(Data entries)
=== Begin Enclosure ===
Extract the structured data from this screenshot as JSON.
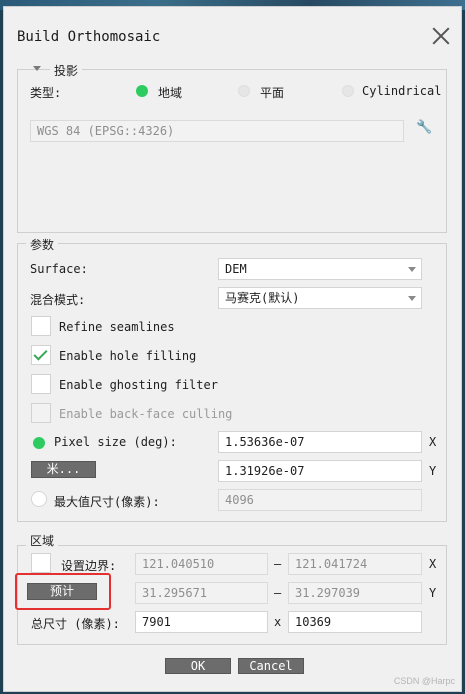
{
  "dialog": {
    "title": "Build Orthomosaic"
  },
  "projection": {
    "section_label": "投影",
    "type_label": "类型:",
    "options": [
      "地域",
      "平面",
      "Cylindrical"
    ],
    "selected": "地域",
    "crs_value": "WGS 84 (EPSG::4326)",
    "tool_icon": "wrench-icon"
  },
  "parameters": {
    "section_label": "参数",
    "surface_label": "Surface:",
    "surface_value": "DEM",
    "blend_label": "混合模式:",
    "blend_value": "马赛克(默认)",
    "checkboxes": [
      {
        "label": "Refine seamlines",
        "checked": false,
        "enabled": true
      },
      {
        "label": "Enable hole filling",
        "checked": true,
        "enabled": true
      },
      {
        "label": "Enable ghosting filter",
        "checked": false,
        "enabled": true
      },
      {
        "label": "Enable back-face culling",
        "checked": false,
        "enabled": false
      }
    ],
    "pixel_size_label": "Pixel size (deg):",
    "pixel_x": "1.53636e-07",
    "pixel_y": "1.31926e-07",
    "meters_button": "米...",
    "max_size_label": "最大值尺寸(像素):",
    "max_size_value": "4096",
    "axis_x": "X",
    "axis_y": "Y"
  },
  "region": {
    "section_label": "区域",
    "set_bounds_label": "设置边界:",
    "x_min": "121.040510",
    "x_max": "121.041724",
    "y_min": "31.295671",
    "y_max": "31.297039",
    "dash": "–",
    "estimate_button": "预计",
    "total_size_label": "总尺寸 (像素):",
    "width": "7901",
    "times": "x",
    "height": "10369",
    "axis_x": "X",
    "axis_y": "Y"
  },
  "footer": {
    "ok_label": "OK",
    "cancel_label": "Cancel"
  },
  "watermark": "CSDN @Harpc",
  "colors": {
    "accent_green": "#2ecc60",
    "highlight_red": "#e53030"
  }
}
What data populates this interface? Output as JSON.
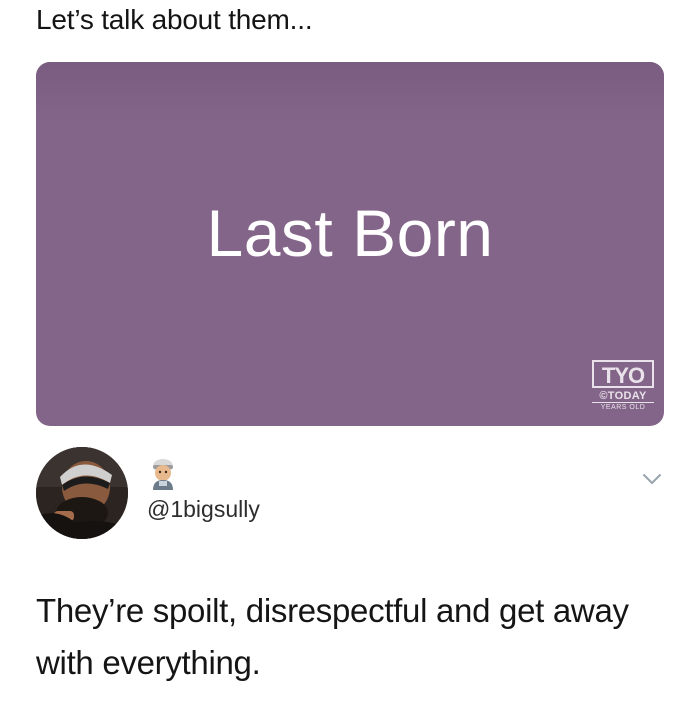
{
  "header": {
    "caption": "Let’s talk about them..."
  },
  "card": {
    "title": "Last Born",
    "background": "#836589",
    "watermark": {
      "logo": "TYO",
      "line1": "©TODAY",
      "line2": "YEARS OLD"
    }
  },
  "tweet": {
    "avatar_icon": "profile-photo",
    "emoji_icon": "person-emoji-icon",
    "handle": "@1bigsully",
    "menu_icon": "chevron-down-icon",
    "text": "They’re spoilt, disrespectful and get away with everything."
  }
}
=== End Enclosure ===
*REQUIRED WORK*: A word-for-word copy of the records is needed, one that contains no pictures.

*SOLVED EXERCISE*:
Extract the structured data from this screenshot as JSON.
{
  "dialog": {
    "title": "Build Orthomosaic"
  },
  "projection": {
    "section_label": "投影",
    "type_label": "类型:",
    "options": [
      "地域",
      "平面",
      "Cylindrical"
    ],
    "selected": "地域",
    "crs_value": "WGS 84 (EPSG::4326)",
    "tool_icon": "wrench-icon"
  },
  "parameters": {
    "section_label": "参数",
    "surface_label": "Surface:",
    "surface_value": "DEM",
    "blend_label": "混合模式:",
    "blend_value": "马赛克(默认)",
    "checkboxes": [
      {
        "label": "Refine seamlines",
        "checked": false,
        "enabled": true
      },
      {
        "label": "Enable hole filling",
        "checked": true,
        "enabled": true
      },
      {
        "label": "Enable ghosting filter",
        "checked": false,
        "enabled": true
      },
      {
        "label": "Enable back-face culling",
        "checked": false,
        "enabled": false
      }
    ],
    "pixel_size_label": "Pixel size (deg):",
    "pixel_x": "1.53636e-07",
    "pixel_y": "1.31926e-07",
    "meters_button": "米...",
    "max_size_label": "最大值尺寸(像素):",
    "max_size_value": "4096",
    "axis_x": "X",
    "axis_y": "Y"
  },
  "region": {
    "section_label": "区域",
    "set_bounds_label": "设置边界:",
    "x_min": "121.040510",
    "x_max": "121.041724",
    "y_min": "31.295671",
    "y_max": "31.297039",
    "dash": "–",
    "estimate_button": "预计",
    "total_size_label": "总尺寸 (像素):",
    "width": "7901",
    "times": "x",
    "height": "10369",
    "axis_x": "X",
    "axis_y": "Y"
  },
  "footer": {
    "ok_label": "OK",
    "cancel_label": "Cancel"
  },
  "watermark": "CSDN @Harpc",
  "colors": {
    "accent_green": "#2ecc60",
    "highlight_red": "#e53030"
  }
}
What data populates this interface? Output as JSON.
{
  "header": {
    "caption": "Let’s talk about them..."
  },
  "card": {
    "title": "Last Born",
    "background": "#836589",
    "watermark": {
      "logo": "TYO",
      "line1": "©TODAY",
      "line2": "YEARS OLD"
    }
  },
  "tweet": {
    "avatar_icon": "profile-photo",
    "emoji_icon": "person-emoji-icon",
    "handle": "@1bigsully",
    "menu_icon": "chevron-down-icon",
    "text": "They’re spoilt, disrespectful and get away with everything."
  }
}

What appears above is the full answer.